July 19, 2015


About a month ago, Lurleen died. As a result, I haven't felt like blogging.
I don't know how much I've mentioned her before, but she's always been an inspiration.

That's not to say I haven't been knitting, I have, but it's been to cope and pass time. I've hidden myself away in blanket squares (53 down, 43 to go). I did finish an Alan Dart pattern, which I call my Grief Cat. Following her death, that was the pattern I decided get lost in. It ate up more focus than the blanket squares, which means more stitch counting and less sobbing, but it was also enough of a pause from my own patterns. I wasn't quite ready for business as usual until recently.

I haven't really shared the news online if only to also avoid any "Rest in Peace" comments and things of that nature while the reality sank in. Not because I don't appreciate the sentiment behind them, but because they never make much sense to me. She's not really resting or doing anything. Her body has been reduced to ashes and they're in a pretty little overpriced urn on my bookshelf. That's the reality of it, peace or not. Maybe the peace is what I'm supposed to be left with? I don't know. Pragmatism and mourning don't always work well together. 

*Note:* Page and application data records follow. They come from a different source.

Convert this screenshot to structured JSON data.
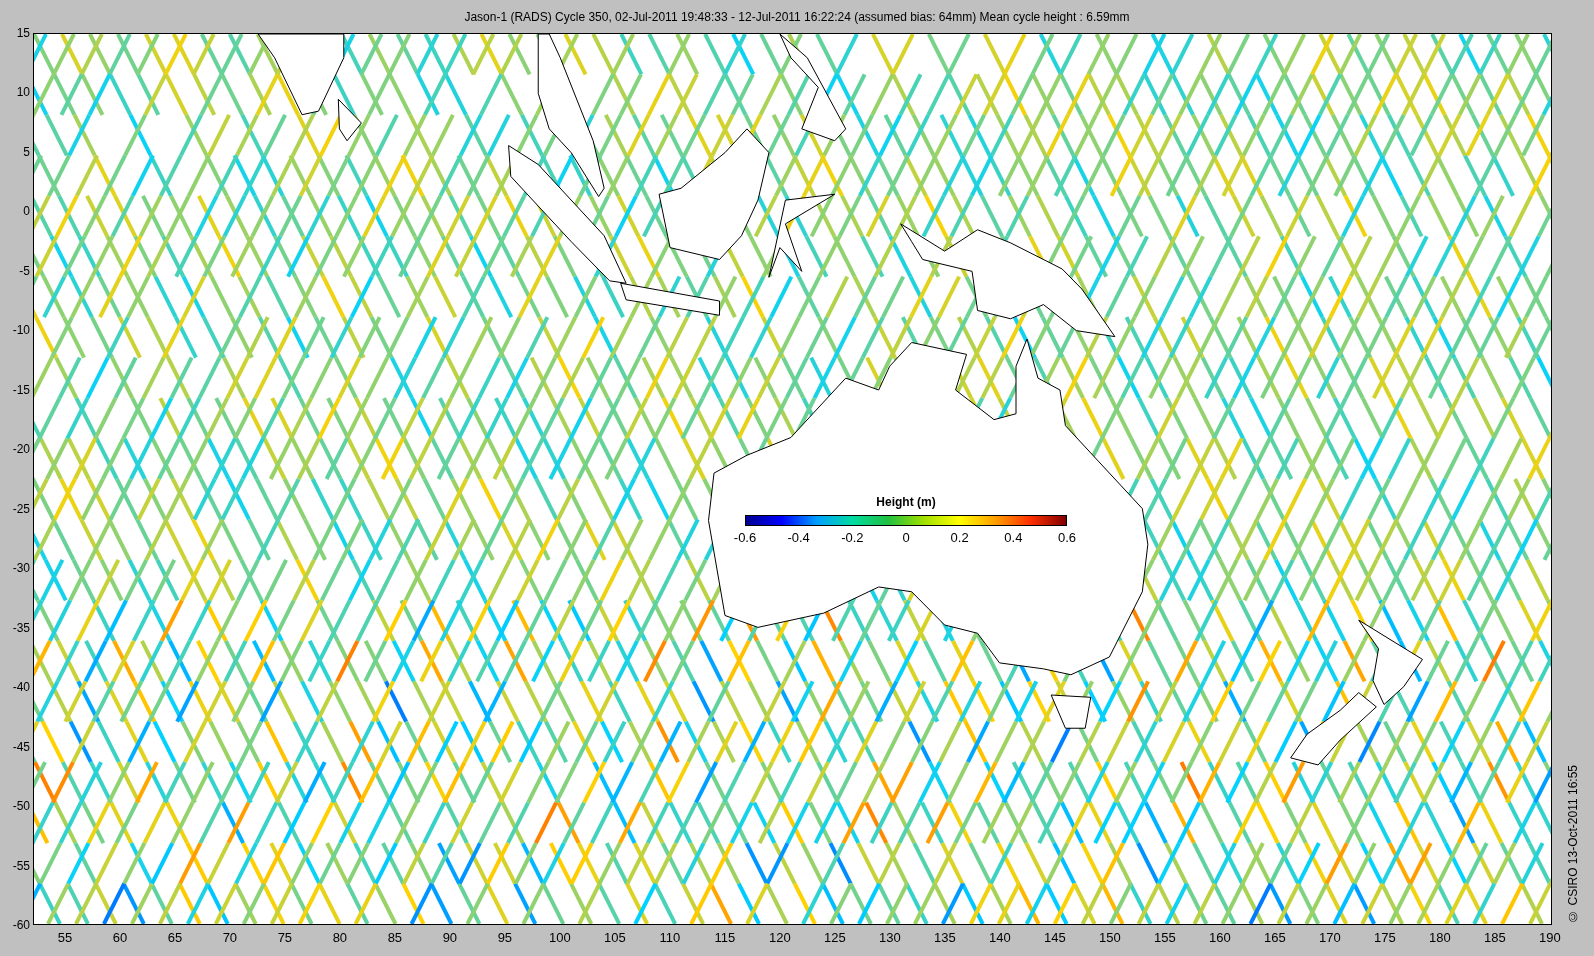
{
  "figure": {
    "title": "Jason-1 (RADS) Cycle 350, 02-Jul-2011 19:48:33 - 12-Jul-2011 16:22:24 (assumed bias: 64mm)  Mean cycle height : 6.59mm",
    "y_ticks": [
      "15",
      "10",
      "5",
      "0",
      "-5",
      "-10",
      "-15",
      "-20",
      "-25",
      "-30",
      "-35",
      "-40",
      "-45",
      "-50",
      "-55",
      "-60"
    ],
    "x_ticks": [
      "55",
      "60",
      "65",
      "70",
      "75",
      "80",
      "85",
      "90",
      "95",
      "100",
      "105",
      "110",
      "115",
      "120",
      "125",
      "130",
      "135",
      "140",
      "145",
      "150",
      "155",
      "160",
      "165",
      "170",
      "175",
      "180",
      "185",
      "190"
    ],
    "colorbar": {
      "title": "Height (m)",
      "ticks": [
        "-0.6",
        "-0.4",
        "-0.2",
        "0",
        "0.2",
        "0.4",
        "0.6"
      ]
    },
    "credit": "© CSIRO 13-Oct-2011 16:55"
  }
}
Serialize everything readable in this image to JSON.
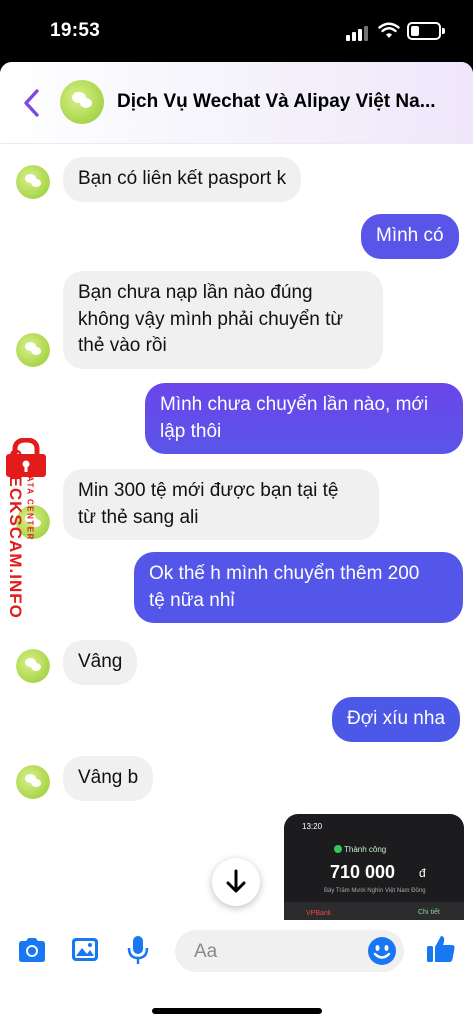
{
  "status_bar": {
    "time": "19:53"
  },
  "header": {
    "title": "Dịch Vụ Wechat Và Alipay Việt Na..."
  },
  "messages": [
    {
      "side": "in",
      "text": "Bạn có liên kết pasport k"
    },
    {
      "side": "out",
      "text": "Mình có"
    },
    {
      "side": "in",
      "text": "Bạn chưa nạp lần nào đúng\nkhông vậy mình phải chuyển từ\nthẻ vào rồi"
    },
    {
      "side": "out",
      "text": "Mình chưa chuyển lần nào, mới\nlập thôi"
    },
    {
      "side": "in",
      "text": "Min 300 tệ mới được bạn tại tệ\ntừ thẻ sang ali"
    },
    {
      "side": "out",
      "text": "Ok thế h mình chuyển thêm 200\ntệ nữa nhỉ"
    },
    {
      "side": "in",
      "text": "Vâng"
    },
    {
      "side": "out",
      "text": "Đợi xíu nha"
    },
    {
      "side": "in",
      "text": "Vâng b"
    }
  ],
  "screenshot_attachment": {
    "time": "13:20",
    "status": "Thành công",
    "amount": "710 000",
    "currency": "đ",
    "amount_words": "Bảy Trăm Mười Nghìn Việt Nam Đồng",
    "bank": "VPBank",
    "detail_link": "Chi tiết"
  },
  "composer": {
    "placeholder": "Aa"
  },
  "watermark": {
    "line1": "DATA CENTER",
    "line2": "CHECKSCAM.INFO"
  },
  "colors": {
    "accent": "#7b4be0",
    "bubble_out_start": "#8b3dea",
    "bubble_out_end": "#4d57e8",
    "icon_blue": "#1877f2"
  }
}
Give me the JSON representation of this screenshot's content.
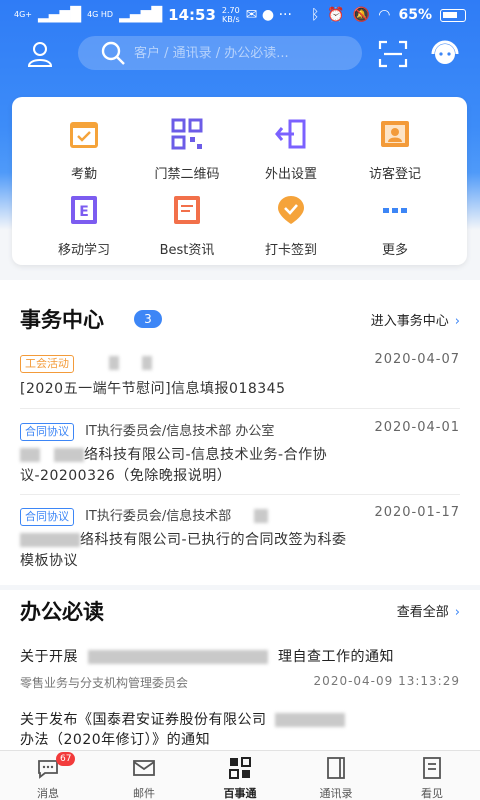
{
  "status": {
    "signal1": "4G+",
    "signal2": "4G HD",
    "time": "14:53",
    "net_speed_value": "2.70",
    "net_speed_unit": "KB/s",
    "battery": "65%"
  },
  "search": {
    "placeholder": "客户 / 通讯录 / 办公必读..."
  },
  "quick_actions": [
    {
      "label": "考勤",
      "icon": "attendance-icon",
      "color": "#f5a33a"
    },
    {
      "label": "门禁二维码",
      "icon": "qr-code-icon",
      "color": "#6c5ce7"
    },
    {
      "label": "外出设置",
      "icon": "exit-icon",
      "color": "#7b61ff"
    },
    {
      "label": "访客登记",
      "icon": "visitor-icon",
      "color": "#f39b3a"
    },
    {
      "label": "移动学习",
      "icon": "e-learning-icon",
      "color": "#7c5cf0"
    },
    {
      "label": "Best资讯",
      "icon": "news-icon",
      "color": "#f2704a"
    },
    {
      "label": "打卡签到",
      "icon": "checkin-icon",
      "color": "#f5a33a"
    },
    {
      "label": "更多",
      "icon": "more-icon",
      "color": "#3d86f6"
    }
  ],
  "affairs": {
    "title": "事务中心",
    "count": "3",
    "link": "进入事务中心",
    "items": [
      {
        "tag": "工会活动",
        "meta": "",
        "date": "2020-04-07",
        "title": "[2020五一端午节慰问]信息填报018345"
      },
      {
        "tag": "合同协议",
        "meta": "IT执行委员会/信息技术部  办公室",
        "date": "2020-04-01",
        "title_a": "络科技有限公司-信息技术业务-合作协",
        "title_b": "议-20200326（免除晚报说明）"
      },
      {
        "tag": "合同协议",
        "meta": "IT执行委员会/信息技术部",
        "date": "2020-01-17",
        "title_a": "络科技有限公司-已执行的合同改签为科委",
        "title_b": "模板协议"
      }
    ]
  },
  "reads": {
    "title": "办公必读",
    "link": "查看全部",
    "items": [
      {
        "title_a": "关于开展",
        "title_b": "理自查工作的通知",
        "meta": "零售业务与分支机构管理委员会",
        "time": "2020-04-09  13:13:29"
      },
      {
        "title_a": "关于发布《国泰君安证券股份有限公司",
        "title_b": "办法（2020年修订）》的通知"
      }
    ]
  },
  "nav": [
    {
      "label": "消息",
      "icon": "message-icon",
      "badge": "67"
    },
    {
      "label": "邮件",
      "icon": "mail-icon"
    },
    {
      "label": "百事通",
      "icon": "grid-apps-icon",
      "active": true
    },
    {
      "label": "通讯录",
      "icon": "contacts-icon"
    },
    {
      "label": "看见",
      "icon": "document-icon"
    }
  ]
}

Lately, her absence has been as big as her presence. I'm just getting to the point where I don't anticipate her yelling for her breakfast each morning and when I don't expect to feel her head-butt my leg, letting me know I'm paying too much attention to the computer screen and not enough to her.

For those of you who don't know who she is--or rather, was--Lurleen was obviously my cat. I was more inclined to call her my little sis, because that's how my mom always referred to us--as one another's "sis". She made it to seventeen, which is the oldest of any pet I've had in the past. 

Since I moved out on my own--and even for much of when we both lived at my parents' house--she was my constant companion. When I'd return home from work or anywhere, there she was. When I moved from my first apartment, to the cottage, to Puffit's house, which was modified so the both of us had ample space, Lurleen was with me. I saved her life and she gave me a reason to hold on to mine, even when I felt at my loneliest. At times when I really couldn't find reasons why I mattered and whether my existence made much of a difference, I still had to stick around. Who else would take care of Lurleen?

She was anxious, assertive, overweight, melodramatic, and was also very talkative, playful and affectionate with the few she humans she trusted. We were a lot alike. For as long as she and I shared a home and the sweet, sweet solitude on which we thrived, she lived a healthy, mellow and rather spoiled life. She seemed comfortable and content right up until the last hour. I had to make a decision that I was prepared to make. I thought I was also prepared for everything that would come after: life without her. That part is still a learning process. Turns out, I wasn't so prepared for that--the part were mourning gets replaced by memories, little by little. 

That said, it is time to get back to work. I'll have a pattern for you with the next update. Here are the techniques you'll need if you want to try it out:

Cast on 
Knit Front and Back
Knit Two Together
Bind off

Pretty basic stuff and easy to find tutorials for if you're unfamiliar. If you've never done a knit-in-the-round project and you enjoy some amigurumi, this might be a good starting point. I hope you'll like it.